======== Supplied material ========

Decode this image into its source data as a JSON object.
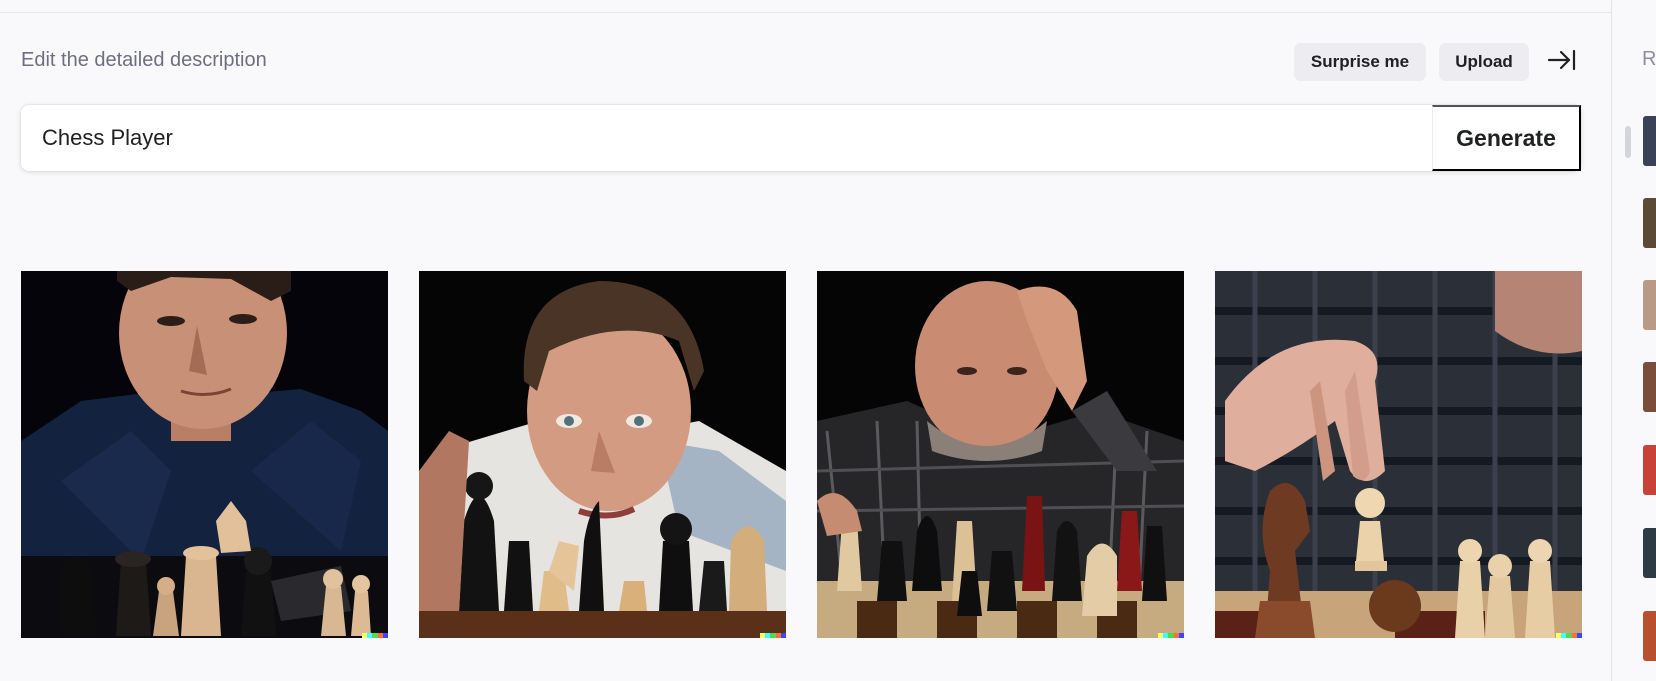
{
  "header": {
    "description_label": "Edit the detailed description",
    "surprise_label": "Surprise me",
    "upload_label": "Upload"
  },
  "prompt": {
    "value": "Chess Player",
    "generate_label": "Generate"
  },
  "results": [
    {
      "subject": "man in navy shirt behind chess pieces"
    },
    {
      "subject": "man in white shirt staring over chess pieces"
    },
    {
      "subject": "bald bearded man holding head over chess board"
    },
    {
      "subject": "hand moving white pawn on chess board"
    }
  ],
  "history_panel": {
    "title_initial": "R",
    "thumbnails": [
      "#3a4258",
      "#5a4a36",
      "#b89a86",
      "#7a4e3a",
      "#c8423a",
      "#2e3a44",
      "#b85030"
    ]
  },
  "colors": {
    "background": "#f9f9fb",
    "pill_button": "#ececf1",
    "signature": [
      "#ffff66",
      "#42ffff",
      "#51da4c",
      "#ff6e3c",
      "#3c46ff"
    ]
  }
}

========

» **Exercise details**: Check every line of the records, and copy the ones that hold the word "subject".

» **Result below**:
      "subject": "man in navy shirt behind chess pieces"
      "subject": "man in white shirt staring over chess pieces"
      "subject": "bald bearded man holding head over chess board"
      "subject": "hand moving white pawn on chess board"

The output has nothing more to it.